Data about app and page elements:
■ ■ ■ ■

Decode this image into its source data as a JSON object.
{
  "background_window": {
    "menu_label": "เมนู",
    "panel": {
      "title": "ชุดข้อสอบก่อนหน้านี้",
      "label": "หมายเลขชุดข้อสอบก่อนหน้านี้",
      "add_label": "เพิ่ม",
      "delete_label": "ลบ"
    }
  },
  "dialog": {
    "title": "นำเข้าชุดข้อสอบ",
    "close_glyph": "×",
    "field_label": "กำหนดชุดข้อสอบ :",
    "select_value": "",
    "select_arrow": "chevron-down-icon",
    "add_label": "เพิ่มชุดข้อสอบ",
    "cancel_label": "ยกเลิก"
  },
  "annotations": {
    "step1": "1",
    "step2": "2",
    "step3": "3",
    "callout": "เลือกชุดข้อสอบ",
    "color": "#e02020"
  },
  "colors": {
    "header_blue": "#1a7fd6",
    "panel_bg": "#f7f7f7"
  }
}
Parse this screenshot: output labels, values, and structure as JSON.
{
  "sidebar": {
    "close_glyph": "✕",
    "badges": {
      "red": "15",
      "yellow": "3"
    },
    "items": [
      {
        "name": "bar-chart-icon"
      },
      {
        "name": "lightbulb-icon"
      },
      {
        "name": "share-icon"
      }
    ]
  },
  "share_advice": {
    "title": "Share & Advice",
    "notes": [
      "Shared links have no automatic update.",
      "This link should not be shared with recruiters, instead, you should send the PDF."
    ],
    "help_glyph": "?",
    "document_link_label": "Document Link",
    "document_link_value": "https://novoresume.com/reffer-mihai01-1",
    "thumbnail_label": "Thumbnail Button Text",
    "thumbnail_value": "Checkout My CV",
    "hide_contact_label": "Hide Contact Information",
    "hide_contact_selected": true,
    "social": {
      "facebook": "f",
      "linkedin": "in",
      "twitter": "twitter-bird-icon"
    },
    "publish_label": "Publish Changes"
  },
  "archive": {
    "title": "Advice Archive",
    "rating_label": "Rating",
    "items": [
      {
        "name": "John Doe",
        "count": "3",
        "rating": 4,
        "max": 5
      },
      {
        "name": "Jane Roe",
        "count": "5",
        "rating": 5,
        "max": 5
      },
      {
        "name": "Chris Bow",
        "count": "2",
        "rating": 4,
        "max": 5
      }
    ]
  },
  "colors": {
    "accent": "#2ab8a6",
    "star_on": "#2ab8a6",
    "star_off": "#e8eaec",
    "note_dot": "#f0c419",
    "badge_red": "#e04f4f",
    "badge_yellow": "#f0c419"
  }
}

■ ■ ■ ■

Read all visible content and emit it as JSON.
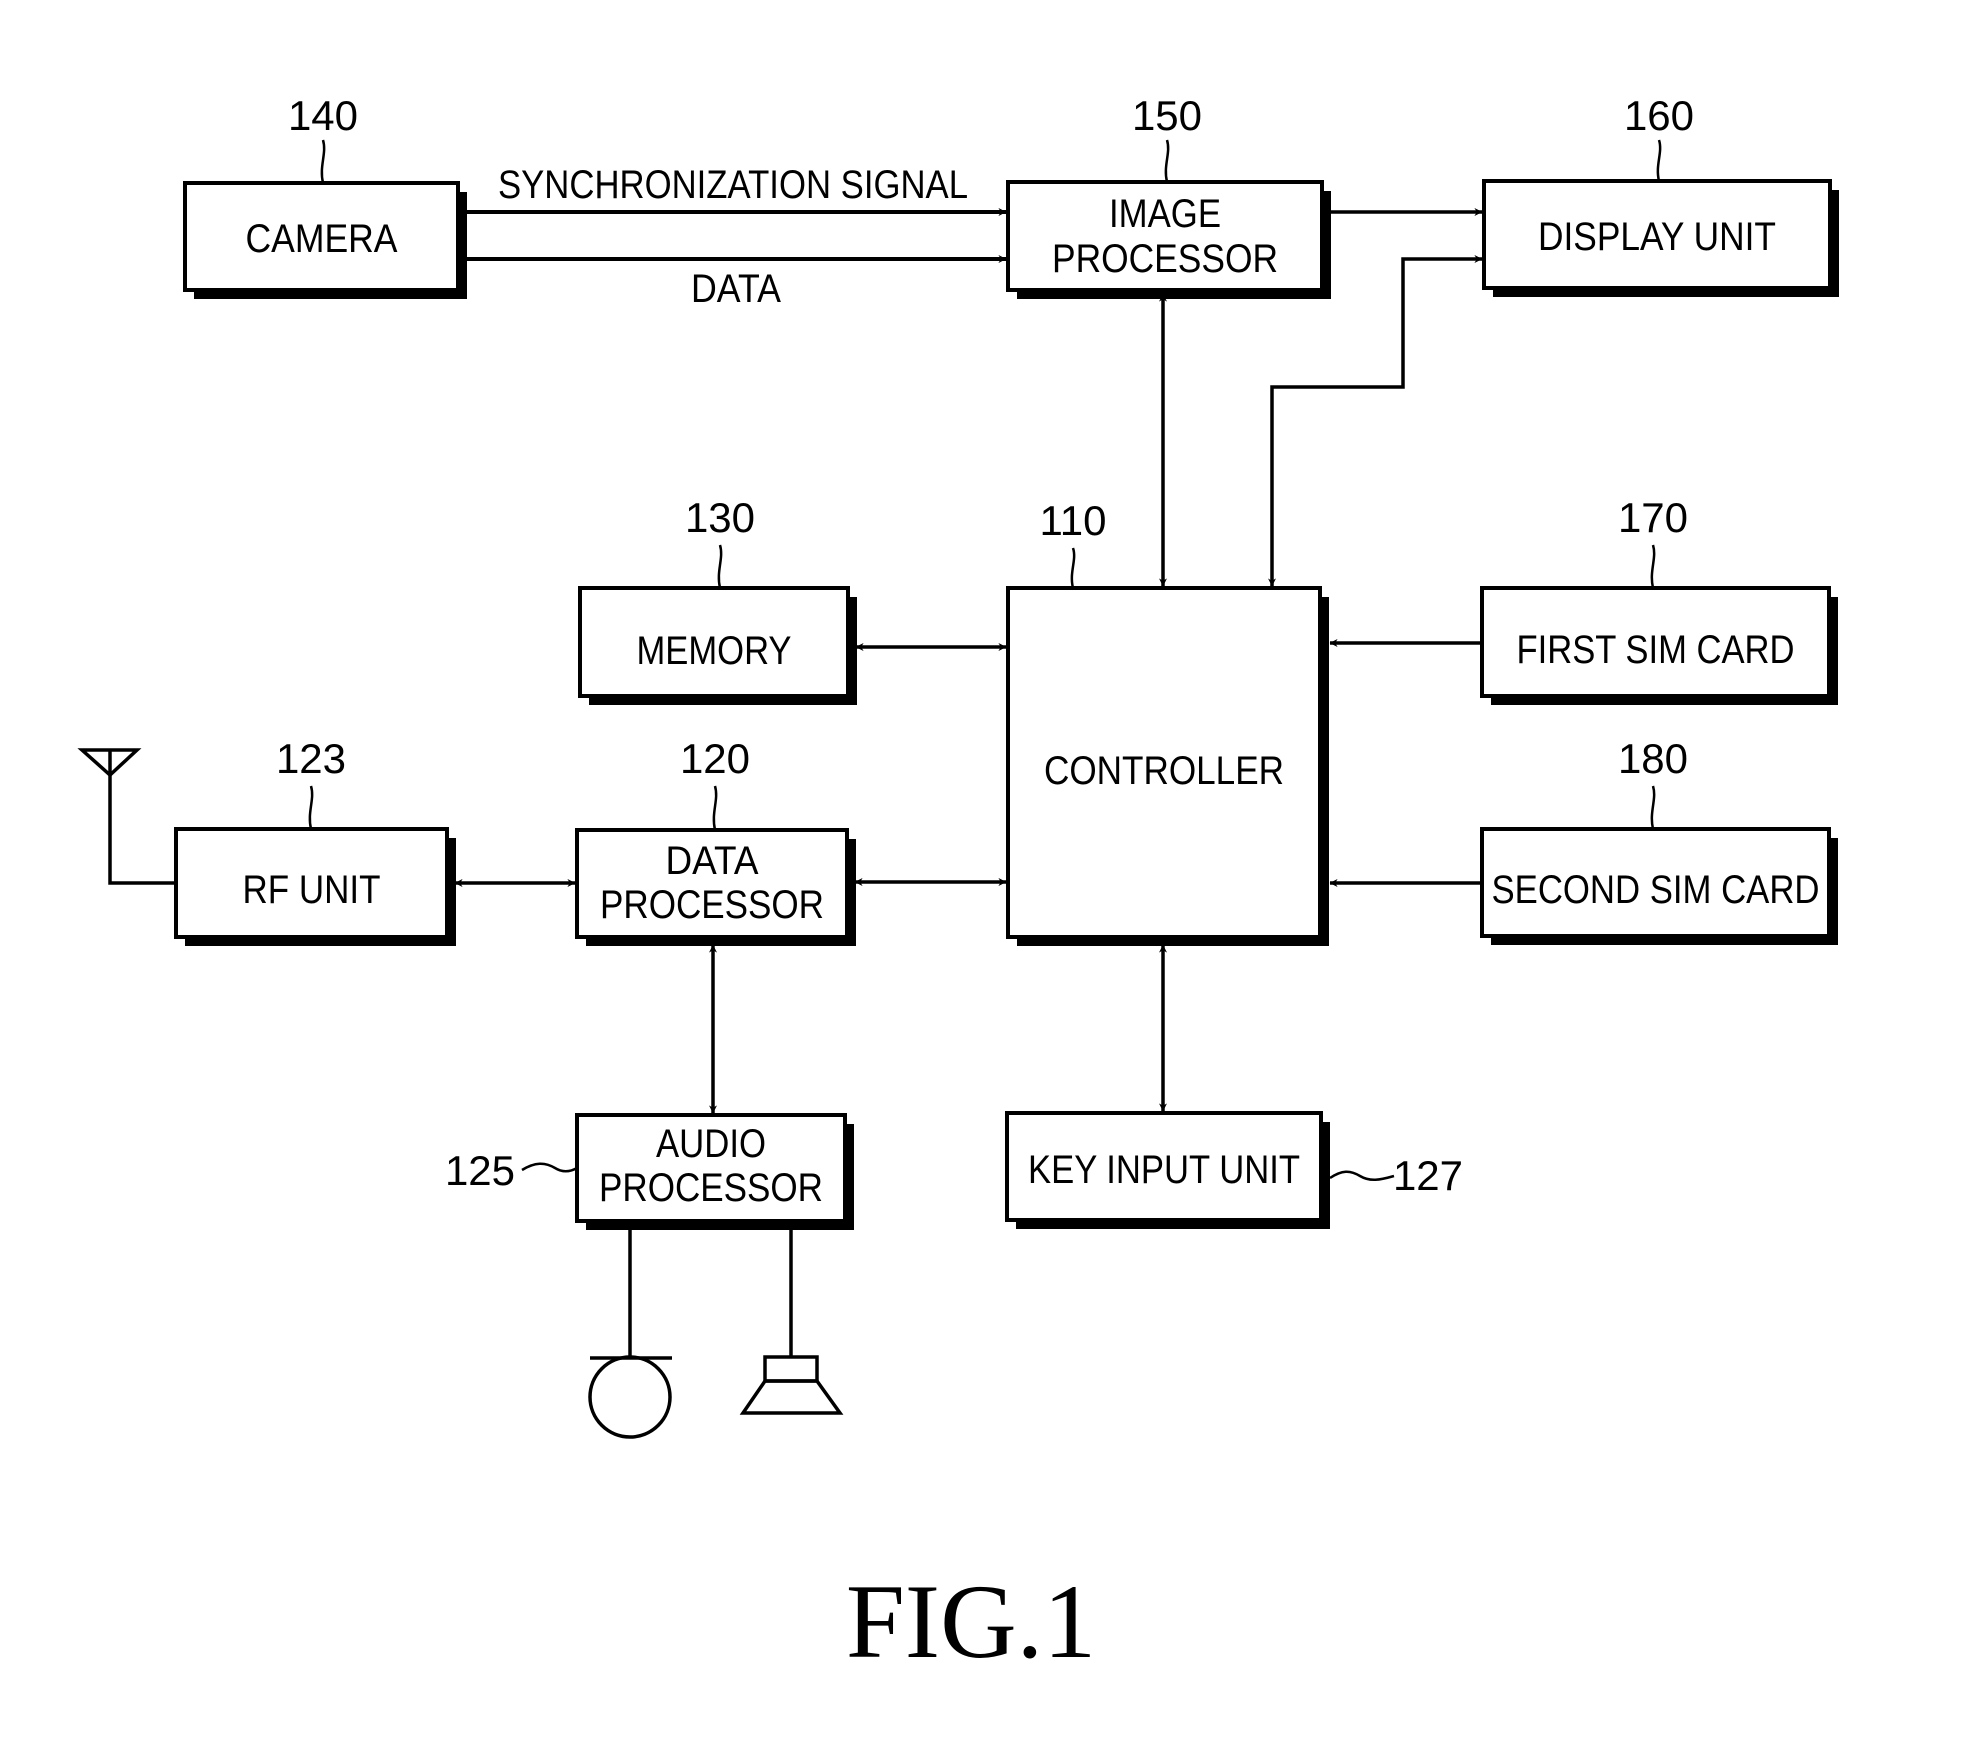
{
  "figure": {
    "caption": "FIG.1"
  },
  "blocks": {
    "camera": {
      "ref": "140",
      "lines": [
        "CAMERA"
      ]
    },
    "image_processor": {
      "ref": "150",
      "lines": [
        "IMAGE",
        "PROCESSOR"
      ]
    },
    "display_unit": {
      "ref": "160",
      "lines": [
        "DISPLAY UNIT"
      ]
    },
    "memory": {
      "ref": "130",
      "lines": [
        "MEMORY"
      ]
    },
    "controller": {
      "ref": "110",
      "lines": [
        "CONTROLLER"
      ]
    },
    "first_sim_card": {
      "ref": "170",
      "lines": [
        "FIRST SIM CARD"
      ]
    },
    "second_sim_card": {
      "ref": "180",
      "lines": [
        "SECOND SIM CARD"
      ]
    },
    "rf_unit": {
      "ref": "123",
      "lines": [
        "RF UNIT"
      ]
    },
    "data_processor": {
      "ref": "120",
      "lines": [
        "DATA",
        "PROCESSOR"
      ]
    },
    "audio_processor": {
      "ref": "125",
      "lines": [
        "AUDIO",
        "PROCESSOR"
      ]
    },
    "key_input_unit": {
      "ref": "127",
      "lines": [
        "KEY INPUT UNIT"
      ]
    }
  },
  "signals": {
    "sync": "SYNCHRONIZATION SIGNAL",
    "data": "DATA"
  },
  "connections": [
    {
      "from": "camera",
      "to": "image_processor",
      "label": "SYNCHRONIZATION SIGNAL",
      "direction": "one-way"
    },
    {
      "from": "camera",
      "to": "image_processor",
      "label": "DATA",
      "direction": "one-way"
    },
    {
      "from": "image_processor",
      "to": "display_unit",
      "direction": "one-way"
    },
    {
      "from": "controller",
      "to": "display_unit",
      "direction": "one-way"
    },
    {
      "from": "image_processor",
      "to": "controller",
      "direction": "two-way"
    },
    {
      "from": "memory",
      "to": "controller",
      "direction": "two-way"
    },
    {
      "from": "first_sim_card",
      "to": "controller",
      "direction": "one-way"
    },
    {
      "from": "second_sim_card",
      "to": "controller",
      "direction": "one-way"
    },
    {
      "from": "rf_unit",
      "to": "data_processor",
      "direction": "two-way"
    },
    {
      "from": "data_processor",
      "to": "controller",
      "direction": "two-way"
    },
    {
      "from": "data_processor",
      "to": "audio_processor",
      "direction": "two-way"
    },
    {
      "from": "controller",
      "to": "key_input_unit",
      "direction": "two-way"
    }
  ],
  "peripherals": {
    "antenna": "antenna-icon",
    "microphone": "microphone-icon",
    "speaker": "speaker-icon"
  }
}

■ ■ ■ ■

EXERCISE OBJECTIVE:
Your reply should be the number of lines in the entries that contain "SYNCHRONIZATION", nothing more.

EXPECTED ANSWER:
2